“Over the course of the now month-long attack on the Gaza Strip, we have seen a surge of hate crime at home,” the MCB spokesperson said…reports Asian Lite News
Muslims in the UK are observing Islamophobia Awareness Month against the backdrop of the conflict in Gaza and “an exceptionally hostile political environment,” the Muslim Council of Britain said on Wednesday.
The negative political climate is “only further exacerbated by divisive comments from senior politicians such as the home secretary,” Suella Braverman, an MCB spokesperson said.
Braverman has described pro-Palestinian demonstrators who take to the streets of the UK in support of a ceasefire in Gaza as taking part in “hate marches.” And in a letter to senior police officers, she said that waving a Palestinian flag or chants that advocate freedom for Arabs in the region could constitute a criminal offense.
There has been an increase in violence against British Muslim communities in the past month, since the war in Gaza began, the MCB said, with police recording a 140 percent increase in Islamophobic offenses in London alone.
“Over the course of the now month-long attack on the Gaza Strip, we have seen a surge of hate crime at home,” the MCB spokesperson said.
“We have also seen Islamophobic attacks across the UK, including the attempted arson on an Oxford mosque in which the perpetrator threw a petrol can at the mosque that had ‘IDF’ (the abbreviation for Israel Defense Forces) scrawled over it; a man attacking a Muslim woman with a concrete slab in broad daylight; and alcohol being poured over Muslim worshippers praying at a protest.”

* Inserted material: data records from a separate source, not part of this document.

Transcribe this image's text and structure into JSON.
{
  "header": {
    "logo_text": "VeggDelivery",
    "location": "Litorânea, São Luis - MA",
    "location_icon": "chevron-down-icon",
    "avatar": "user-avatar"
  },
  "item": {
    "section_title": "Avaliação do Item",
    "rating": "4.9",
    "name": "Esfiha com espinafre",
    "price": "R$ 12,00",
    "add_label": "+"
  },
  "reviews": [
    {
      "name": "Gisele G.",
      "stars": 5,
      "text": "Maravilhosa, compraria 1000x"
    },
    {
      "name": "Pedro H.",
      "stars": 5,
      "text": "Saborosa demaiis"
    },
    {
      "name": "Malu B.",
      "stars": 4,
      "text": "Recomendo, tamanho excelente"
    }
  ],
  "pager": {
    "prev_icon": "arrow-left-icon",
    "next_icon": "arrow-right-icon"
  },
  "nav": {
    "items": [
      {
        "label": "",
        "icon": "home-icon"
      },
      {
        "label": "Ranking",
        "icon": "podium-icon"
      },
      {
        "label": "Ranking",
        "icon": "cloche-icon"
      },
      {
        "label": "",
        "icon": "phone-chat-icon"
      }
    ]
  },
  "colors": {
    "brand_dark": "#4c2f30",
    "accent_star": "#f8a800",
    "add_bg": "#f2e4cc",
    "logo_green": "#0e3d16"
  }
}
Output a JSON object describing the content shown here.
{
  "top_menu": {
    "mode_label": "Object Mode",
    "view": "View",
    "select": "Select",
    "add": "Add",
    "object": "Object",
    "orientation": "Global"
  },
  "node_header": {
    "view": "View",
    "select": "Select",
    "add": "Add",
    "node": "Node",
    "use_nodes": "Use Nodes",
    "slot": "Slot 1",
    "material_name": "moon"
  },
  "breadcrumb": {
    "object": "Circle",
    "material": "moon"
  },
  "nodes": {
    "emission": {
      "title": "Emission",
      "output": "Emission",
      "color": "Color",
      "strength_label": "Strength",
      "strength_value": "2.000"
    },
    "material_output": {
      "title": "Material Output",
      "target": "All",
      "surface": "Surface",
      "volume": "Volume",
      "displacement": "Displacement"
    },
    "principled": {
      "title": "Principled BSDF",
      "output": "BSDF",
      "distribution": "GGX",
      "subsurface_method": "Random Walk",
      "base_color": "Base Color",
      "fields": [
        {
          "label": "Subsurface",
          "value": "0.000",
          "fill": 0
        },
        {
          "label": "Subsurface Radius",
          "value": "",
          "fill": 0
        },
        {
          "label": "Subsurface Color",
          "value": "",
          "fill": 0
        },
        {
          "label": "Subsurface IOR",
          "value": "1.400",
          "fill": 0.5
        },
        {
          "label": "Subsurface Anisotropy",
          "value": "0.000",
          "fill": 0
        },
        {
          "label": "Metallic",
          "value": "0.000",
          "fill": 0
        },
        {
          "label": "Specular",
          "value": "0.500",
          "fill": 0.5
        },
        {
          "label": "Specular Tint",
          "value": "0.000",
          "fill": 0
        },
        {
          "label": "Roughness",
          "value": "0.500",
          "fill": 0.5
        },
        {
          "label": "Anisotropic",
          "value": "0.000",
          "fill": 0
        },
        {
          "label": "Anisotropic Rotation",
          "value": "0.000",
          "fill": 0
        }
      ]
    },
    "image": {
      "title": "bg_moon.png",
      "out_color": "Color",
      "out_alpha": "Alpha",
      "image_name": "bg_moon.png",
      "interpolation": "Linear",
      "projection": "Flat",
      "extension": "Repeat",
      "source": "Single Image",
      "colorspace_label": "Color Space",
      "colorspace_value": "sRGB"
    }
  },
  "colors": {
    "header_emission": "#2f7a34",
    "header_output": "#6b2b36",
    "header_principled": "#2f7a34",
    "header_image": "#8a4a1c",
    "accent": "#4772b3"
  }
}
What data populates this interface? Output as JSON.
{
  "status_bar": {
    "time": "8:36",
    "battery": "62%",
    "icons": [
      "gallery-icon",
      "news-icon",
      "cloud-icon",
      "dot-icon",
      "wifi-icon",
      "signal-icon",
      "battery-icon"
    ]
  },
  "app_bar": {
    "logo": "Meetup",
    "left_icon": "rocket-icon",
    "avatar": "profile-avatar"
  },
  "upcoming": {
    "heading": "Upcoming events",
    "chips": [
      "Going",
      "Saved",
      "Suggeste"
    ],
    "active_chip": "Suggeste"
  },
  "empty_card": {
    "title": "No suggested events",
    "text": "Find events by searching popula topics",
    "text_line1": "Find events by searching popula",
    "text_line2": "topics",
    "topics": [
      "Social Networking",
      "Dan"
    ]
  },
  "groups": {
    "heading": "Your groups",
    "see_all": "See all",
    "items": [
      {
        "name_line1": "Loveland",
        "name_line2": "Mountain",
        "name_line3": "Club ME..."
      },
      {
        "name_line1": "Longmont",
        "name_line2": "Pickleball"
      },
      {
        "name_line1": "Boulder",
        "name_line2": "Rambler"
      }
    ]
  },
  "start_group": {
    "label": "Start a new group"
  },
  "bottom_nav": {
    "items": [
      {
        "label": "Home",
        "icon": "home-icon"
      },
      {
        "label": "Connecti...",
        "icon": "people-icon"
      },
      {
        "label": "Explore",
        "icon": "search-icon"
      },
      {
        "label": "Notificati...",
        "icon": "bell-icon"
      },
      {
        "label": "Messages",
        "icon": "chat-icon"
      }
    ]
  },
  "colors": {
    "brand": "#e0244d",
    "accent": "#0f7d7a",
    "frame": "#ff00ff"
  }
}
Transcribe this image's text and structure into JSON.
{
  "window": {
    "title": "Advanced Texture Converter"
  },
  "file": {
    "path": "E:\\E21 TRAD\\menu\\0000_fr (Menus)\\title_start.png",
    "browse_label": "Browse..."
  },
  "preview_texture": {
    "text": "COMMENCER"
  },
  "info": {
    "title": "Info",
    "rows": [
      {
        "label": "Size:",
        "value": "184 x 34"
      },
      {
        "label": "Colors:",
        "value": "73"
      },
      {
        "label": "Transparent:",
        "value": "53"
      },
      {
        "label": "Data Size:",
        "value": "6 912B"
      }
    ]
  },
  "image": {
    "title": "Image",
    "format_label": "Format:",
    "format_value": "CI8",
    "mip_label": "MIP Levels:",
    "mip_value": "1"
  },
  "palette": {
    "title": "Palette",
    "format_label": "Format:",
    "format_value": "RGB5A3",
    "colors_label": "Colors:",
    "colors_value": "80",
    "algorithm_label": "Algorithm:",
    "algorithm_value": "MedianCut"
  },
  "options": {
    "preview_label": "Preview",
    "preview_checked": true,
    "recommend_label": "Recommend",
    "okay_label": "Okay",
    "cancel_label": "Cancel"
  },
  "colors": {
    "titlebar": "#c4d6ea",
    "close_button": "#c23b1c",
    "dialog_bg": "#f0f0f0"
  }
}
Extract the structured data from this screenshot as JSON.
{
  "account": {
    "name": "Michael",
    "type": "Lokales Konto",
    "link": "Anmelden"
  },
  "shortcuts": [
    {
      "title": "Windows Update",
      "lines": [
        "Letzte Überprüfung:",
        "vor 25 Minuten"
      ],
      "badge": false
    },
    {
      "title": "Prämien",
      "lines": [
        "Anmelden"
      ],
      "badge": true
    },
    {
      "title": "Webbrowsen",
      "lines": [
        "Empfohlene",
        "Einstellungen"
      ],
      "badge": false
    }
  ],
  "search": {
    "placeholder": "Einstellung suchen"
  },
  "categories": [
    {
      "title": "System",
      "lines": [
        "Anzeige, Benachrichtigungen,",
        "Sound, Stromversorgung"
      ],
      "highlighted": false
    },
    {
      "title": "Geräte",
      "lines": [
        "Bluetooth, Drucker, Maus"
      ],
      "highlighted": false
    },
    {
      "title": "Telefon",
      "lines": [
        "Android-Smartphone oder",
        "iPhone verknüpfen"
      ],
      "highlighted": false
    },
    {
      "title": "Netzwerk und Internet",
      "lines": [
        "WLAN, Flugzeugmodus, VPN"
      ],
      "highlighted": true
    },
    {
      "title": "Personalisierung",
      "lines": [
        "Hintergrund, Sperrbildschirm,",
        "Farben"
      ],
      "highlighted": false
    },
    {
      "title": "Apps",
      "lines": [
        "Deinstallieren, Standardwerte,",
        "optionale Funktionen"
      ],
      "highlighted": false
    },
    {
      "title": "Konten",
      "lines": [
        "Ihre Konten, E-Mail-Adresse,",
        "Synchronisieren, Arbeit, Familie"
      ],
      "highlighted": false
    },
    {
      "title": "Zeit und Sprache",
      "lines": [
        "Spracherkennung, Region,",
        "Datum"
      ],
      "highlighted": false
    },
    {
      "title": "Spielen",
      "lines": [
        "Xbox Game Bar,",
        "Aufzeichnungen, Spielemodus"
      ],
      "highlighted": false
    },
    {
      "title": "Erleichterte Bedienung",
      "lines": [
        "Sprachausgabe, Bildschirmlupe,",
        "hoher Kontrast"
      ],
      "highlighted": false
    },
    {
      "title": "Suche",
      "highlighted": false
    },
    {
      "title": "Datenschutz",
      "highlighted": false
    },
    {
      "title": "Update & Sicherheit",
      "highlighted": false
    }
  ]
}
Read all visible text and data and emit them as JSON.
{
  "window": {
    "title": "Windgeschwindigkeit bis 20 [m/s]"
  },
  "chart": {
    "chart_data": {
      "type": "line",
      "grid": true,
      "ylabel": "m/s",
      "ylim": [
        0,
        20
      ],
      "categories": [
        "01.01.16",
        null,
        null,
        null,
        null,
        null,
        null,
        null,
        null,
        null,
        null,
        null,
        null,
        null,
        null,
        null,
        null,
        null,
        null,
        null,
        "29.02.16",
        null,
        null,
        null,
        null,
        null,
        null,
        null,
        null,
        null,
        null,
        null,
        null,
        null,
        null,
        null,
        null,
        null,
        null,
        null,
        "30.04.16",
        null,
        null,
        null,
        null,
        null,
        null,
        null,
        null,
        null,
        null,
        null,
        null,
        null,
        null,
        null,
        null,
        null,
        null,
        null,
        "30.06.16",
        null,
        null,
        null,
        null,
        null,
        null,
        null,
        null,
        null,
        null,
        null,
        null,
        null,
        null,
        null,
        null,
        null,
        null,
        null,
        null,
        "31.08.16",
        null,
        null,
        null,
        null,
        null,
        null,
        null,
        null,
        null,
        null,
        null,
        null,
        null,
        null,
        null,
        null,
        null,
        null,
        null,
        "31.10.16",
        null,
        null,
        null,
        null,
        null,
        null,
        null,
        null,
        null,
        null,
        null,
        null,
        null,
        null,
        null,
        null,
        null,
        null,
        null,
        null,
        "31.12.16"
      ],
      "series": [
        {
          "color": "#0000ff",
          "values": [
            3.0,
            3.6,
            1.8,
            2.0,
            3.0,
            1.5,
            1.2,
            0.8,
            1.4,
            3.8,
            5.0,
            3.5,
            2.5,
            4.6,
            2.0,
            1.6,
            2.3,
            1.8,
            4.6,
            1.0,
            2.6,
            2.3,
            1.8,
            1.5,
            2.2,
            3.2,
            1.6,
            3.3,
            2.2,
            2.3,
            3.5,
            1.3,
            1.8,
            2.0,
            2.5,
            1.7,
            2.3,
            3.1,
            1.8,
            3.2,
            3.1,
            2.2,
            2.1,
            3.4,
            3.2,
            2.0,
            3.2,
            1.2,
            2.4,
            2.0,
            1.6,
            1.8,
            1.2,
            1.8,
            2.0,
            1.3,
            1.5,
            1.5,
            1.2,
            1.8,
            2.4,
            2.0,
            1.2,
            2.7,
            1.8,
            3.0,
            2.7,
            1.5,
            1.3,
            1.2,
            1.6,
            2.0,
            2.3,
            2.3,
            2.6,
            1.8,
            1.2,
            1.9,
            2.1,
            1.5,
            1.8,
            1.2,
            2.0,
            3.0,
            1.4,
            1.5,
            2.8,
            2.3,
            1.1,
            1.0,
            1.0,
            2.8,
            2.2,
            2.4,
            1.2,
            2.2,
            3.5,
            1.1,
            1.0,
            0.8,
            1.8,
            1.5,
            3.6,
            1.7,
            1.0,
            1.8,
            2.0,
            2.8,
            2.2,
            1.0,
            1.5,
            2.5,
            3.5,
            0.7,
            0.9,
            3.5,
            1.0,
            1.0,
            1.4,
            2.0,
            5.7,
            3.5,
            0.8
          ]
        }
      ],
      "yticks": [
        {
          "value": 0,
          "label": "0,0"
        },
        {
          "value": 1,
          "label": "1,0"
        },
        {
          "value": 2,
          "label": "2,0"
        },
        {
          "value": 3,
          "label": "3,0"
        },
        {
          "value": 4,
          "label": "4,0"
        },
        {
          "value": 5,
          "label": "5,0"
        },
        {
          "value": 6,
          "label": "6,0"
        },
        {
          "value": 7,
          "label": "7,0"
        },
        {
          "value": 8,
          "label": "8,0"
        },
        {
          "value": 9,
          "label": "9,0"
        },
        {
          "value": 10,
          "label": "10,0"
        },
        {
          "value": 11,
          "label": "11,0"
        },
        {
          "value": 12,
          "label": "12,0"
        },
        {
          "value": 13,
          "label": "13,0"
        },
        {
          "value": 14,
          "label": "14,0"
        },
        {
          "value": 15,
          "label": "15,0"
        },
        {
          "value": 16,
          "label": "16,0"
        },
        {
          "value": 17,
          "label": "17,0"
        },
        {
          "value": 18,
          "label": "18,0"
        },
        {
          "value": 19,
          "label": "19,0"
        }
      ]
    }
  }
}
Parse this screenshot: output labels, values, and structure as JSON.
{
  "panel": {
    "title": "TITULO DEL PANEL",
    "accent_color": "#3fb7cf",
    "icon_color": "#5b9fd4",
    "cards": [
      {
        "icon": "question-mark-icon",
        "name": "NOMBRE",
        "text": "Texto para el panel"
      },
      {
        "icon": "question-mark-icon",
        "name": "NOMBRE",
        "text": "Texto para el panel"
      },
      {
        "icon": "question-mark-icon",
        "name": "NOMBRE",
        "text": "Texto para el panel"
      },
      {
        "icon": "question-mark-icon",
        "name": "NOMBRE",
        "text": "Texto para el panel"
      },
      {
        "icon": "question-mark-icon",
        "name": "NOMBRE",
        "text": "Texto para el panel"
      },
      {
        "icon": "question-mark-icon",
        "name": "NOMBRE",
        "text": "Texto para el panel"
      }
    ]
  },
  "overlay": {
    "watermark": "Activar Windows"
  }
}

The head of London’s Metropolitan Police, Sir Mark Rowley, has said there is scope for “sharper” laws to deal with extremism and that he would support a review of the legal definition of the word, after his force was criticized for the way it has handled ongoing weekly pro-Palestinian protests in London.
According to The Observer newspaper, government officials have drawn up proposals to broaden the definition of extremism to include anyone who “undermines” the country’s institutions and values.
Civil rights groups fear that such a move would “criminalize dissent” and dramatically suppress freedom of expression. There is concern that a broader legal definition could be used to crack down on freedom of speech and penalize legitimate organizations and individuals.
Sal Naseem, 47, is an expert on inclusive culture and the former regional director for London at the Independent Office for Police Conduct. He has actively campaigned against Islamophobia after witnessing it first-hand while growing up in southwestern Scotland.
Any proposal that could limit free speech must be developed in accordance with the laws on equality and must not legally discriminate against any particular group, he said.
“Muslims are very much protected under the equality law in the UK, and what we are seeing now as a result of the conflict in Israel and Palestine is the rising tide of Islamophobia being peddled out, particularly in the right-wing media,” Naseem said, adding that narratives that routinely demonize Muslims are being touted and explored.